YOUR ASSIGNMENT
Needed from the data below: all lines that contain the word "Priority".

Segment Start: RECORDS SHOWN

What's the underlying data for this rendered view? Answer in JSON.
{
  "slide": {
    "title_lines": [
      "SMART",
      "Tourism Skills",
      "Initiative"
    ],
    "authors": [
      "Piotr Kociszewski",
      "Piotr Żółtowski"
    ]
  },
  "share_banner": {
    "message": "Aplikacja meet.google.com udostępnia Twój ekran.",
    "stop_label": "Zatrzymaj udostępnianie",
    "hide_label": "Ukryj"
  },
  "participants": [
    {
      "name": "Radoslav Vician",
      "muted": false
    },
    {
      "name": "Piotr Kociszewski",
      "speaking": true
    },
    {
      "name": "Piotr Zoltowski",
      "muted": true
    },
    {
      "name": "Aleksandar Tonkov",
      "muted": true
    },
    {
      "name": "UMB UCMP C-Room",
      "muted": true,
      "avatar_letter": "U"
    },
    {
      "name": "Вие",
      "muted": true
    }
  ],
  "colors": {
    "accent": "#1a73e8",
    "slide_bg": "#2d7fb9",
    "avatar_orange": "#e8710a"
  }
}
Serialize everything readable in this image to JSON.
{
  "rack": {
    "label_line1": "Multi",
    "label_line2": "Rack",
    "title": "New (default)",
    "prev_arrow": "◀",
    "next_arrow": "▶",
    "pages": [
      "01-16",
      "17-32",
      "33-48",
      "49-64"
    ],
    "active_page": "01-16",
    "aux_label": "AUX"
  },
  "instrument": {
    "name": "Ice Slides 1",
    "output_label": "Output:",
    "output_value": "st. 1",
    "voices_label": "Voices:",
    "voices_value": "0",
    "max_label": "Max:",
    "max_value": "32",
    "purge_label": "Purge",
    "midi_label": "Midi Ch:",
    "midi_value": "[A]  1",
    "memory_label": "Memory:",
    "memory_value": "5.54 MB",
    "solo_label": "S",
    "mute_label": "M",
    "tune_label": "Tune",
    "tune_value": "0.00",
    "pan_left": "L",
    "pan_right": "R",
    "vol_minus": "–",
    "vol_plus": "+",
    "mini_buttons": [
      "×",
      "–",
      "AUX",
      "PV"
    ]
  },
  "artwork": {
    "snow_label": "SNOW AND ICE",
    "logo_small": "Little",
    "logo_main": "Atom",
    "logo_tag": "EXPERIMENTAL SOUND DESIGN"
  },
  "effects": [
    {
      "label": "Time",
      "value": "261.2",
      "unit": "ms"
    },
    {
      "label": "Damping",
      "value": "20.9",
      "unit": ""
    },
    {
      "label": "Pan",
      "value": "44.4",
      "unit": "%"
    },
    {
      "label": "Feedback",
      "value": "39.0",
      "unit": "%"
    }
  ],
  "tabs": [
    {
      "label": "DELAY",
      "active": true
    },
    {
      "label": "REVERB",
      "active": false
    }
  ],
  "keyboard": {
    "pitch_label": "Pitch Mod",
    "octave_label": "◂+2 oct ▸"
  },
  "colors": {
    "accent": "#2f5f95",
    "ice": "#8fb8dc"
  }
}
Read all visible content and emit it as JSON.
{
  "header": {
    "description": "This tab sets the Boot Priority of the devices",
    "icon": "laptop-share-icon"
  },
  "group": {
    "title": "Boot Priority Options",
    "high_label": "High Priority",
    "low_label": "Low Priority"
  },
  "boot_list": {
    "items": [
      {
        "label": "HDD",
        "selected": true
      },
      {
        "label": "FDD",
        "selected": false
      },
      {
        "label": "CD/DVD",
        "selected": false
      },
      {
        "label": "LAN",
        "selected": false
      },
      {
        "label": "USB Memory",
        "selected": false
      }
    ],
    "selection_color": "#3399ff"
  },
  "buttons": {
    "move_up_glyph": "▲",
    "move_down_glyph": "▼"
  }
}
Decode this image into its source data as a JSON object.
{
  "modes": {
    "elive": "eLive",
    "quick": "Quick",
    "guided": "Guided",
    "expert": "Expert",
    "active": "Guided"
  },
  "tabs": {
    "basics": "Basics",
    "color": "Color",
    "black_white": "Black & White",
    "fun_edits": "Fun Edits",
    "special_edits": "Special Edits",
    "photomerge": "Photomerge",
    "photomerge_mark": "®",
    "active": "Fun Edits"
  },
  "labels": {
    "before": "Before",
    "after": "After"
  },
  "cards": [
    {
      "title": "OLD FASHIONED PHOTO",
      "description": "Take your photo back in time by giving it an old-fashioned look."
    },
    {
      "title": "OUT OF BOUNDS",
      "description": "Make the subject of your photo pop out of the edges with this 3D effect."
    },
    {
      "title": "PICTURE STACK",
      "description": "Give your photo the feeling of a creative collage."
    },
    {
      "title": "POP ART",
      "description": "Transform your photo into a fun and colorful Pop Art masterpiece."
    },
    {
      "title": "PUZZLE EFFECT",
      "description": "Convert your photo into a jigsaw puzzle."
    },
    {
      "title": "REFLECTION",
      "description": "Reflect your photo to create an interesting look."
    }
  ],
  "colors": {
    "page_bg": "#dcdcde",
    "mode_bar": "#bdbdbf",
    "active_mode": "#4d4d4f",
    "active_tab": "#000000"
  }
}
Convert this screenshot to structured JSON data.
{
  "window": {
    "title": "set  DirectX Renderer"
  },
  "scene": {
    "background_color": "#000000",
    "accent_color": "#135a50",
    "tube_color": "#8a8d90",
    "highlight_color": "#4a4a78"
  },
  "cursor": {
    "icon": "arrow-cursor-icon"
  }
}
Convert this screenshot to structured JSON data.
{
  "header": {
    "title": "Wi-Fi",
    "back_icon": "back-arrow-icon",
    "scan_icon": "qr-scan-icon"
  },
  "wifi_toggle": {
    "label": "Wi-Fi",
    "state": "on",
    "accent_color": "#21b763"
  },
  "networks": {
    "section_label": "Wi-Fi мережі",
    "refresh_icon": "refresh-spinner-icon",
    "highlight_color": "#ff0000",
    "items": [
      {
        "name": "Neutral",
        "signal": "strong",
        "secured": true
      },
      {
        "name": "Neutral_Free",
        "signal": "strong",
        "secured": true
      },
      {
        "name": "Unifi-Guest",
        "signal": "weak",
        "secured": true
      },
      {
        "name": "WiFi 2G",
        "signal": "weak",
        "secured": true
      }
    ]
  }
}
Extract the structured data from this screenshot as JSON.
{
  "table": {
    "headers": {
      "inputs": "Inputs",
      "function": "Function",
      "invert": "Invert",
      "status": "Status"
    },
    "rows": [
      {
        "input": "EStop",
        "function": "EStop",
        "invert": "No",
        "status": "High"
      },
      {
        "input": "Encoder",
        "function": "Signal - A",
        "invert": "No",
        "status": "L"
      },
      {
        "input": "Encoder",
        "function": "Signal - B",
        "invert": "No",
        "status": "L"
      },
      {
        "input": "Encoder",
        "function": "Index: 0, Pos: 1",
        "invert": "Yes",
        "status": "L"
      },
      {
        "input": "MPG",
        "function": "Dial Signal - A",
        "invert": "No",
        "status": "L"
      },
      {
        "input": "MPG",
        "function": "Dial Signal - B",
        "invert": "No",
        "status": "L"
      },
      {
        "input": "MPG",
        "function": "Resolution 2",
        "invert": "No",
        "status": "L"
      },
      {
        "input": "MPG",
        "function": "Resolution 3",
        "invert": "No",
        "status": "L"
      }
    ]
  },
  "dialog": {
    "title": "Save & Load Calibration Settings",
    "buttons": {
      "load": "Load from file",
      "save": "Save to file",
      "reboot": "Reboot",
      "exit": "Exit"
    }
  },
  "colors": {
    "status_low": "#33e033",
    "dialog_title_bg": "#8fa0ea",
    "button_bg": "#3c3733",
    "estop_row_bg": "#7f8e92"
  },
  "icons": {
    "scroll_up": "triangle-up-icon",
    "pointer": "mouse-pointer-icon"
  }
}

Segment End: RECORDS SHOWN

WRITTEN REPLY
    "description": "This tab sets the Boot Priority of the devices",
    "title": "Boot Priority Options",
    "high_label": "High Priority",
    "low_label": "Low Priority"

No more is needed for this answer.